Ceramic materials are widely utilized in environments of extreme temperature, mechanical stress, and chemic reactivity. Unfortunately, ceramics suffer from brittleness, and are electrical insulators, limiting their use in electronic devices. However, carbon nanotubes, which are known to have high stiffness and strength, have been explored as fillers to improve the mechanical properties of ceramics.
Researchers at UC Davis have developed a ceramic composite material that includes single-wall carbon nanotubes as a filler. Interspersing the nanotubes throughout the matrix results in a material that exhibits high electrical conductivity and superior mechanical properties, including high fracture toughness. In addition, the process developed for manufacturing this material enables the nanotubes to be interspersed at a high density, yet with a reduced manufacturing time relative to other methods.
The combination of improvements described above yields a material that is suitable for use in electrical devices, systems, and applications that operate in extreme environments and where low failure rates are critical.
o Heat engines
o Cutting tools
o Wear and friction surfaces
o Nanoscale electronics
o Microelectromechanical systems

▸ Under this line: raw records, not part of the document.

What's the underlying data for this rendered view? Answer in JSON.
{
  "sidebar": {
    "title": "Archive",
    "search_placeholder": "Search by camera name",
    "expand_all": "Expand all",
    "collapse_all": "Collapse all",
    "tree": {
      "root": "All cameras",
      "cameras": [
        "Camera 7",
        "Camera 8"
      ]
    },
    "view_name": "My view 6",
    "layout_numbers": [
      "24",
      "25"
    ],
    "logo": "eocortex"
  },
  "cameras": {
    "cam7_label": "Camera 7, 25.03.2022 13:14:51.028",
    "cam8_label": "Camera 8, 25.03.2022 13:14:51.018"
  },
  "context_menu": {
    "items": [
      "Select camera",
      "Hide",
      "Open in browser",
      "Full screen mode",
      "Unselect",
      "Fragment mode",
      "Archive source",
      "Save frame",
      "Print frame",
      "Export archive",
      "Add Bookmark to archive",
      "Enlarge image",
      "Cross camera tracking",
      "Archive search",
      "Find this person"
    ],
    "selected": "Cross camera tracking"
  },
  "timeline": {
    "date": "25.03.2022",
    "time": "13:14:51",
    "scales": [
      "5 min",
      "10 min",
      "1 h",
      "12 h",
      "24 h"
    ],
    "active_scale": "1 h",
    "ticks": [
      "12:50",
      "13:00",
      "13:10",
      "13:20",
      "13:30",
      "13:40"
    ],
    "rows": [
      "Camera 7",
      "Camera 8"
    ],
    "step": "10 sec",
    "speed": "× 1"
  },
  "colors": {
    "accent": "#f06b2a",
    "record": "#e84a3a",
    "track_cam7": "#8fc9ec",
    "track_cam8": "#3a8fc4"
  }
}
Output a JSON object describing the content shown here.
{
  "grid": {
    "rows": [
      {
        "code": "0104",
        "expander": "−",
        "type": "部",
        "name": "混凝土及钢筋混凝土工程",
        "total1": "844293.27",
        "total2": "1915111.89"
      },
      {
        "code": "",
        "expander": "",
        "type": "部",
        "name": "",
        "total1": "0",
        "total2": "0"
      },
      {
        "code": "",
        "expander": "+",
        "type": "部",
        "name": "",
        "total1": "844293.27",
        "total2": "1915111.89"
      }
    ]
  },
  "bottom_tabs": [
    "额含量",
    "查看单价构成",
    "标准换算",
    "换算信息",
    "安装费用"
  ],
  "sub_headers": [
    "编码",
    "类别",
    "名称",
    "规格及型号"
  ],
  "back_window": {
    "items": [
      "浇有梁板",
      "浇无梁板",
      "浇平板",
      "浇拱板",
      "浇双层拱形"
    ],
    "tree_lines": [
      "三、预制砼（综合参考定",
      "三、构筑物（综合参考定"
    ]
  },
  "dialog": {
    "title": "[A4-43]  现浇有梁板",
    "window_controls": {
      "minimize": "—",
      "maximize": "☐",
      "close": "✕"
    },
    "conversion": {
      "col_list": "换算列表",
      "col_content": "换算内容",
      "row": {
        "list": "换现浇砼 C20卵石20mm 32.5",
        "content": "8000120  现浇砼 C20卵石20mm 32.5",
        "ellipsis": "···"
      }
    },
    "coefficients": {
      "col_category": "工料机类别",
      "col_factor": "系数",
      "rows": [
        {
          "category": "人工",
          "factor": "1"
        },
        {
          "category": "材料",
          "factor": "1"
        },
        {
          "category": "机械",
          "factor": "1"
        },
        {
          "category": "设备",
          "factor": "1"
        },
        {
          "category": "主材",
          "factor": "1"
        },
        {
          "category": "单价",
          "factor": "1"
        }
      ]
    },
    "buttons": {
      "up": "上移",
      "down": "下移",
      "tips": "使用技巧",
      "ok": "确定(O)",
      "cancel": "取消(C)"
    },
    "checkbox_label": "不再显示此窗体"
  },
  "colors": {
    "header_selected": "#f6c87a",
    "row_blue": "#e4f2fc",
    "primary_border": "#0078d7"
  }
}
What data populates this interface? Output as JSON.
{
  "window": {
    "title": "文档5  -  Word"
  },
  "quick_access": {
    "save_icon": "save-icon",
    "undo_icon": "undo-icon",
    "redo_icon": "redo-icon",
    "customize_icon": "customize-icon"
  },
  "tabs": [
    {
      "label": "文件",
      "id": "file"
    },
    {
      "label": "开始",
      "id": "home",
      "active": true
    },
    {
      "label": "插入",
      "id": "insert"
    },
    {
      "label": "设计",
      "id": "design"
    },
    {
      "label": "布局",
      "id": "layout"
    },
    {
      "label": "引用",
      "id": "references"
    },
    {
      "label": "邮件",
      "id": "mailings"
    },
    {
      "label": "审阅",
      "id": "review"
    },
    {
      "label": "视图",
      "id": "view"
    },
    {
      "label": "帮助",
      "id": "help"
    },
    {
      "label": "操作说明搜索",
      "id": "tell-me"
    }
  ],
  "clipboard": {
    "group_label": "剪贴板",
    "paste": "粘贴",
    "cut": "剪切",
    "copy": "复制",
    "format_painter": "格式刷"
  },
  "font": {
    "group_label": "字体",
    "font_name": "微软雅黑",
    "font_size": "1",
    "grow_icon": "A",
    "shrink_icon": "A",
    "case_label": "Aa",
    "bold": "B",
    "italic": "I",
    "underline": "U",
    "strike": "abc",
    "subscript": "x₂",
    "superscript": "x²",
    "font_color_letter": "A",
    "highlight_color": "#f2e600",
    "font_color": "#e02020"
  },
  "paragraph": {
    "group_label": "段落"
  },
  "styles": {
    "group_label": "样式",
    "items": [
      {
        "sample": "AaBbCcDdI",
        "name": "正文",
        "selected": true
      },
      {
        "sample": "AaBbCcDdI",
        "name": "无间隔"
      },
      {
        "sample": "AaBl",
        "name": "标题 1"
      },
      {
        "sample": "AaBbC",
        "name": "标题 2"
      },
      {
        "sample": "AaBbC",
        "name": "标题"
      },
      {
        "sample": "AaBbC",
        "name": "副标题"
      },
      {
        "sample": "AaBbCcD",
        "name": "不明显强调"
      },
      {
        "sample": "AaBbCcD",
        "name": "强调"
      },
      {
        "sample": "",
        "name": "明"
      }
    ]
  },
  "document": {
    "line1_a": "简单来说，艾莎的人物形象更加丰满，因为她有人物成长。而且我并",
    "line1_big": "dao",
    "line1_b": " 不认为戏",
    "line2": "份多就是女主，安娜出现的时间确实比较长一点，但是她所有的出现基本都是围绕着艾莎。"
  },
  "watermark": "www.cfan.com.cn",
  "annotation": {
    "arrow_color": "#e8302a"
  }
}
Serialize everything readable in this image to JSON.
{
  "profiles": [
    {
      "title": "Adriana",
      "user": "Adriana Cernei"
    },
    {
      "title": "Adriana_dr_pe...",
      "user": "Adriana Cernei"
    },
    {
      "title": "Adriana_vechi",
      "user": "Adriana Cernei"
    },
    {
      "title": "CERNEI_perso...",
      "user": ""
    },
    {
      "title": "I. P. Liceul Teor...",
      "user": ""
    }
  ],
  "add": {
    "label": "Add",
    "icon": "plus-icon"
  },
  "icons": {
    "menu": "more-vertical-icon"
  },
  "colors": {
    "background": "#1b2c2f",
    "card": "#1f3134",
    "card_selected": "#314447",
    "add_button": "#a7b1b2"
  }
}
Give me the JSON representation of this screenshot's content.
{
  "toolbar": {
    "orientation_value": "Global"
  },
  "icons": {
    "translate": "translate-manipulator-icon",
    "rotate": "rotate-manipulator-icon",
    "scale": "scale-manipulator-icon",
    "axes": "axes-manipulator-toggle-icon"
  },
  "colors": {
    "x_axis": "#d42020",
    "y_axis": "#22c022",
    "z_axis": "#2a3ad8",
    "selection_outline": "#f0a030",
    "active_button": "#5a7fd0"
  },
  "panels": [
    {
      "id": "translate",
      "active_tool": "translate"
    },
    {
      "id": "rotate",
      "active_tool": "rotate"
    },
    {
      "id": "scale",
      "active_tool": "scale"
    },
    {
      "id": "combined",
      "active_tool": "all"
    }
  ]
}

|United States Of America||Issued Patent||6,875,374||04/05/2005||2003-299|
Ceramics, Composites, Carbon, Electrical Conductivity, Materials, Nanomaterials, Single-Wall, Nanotubes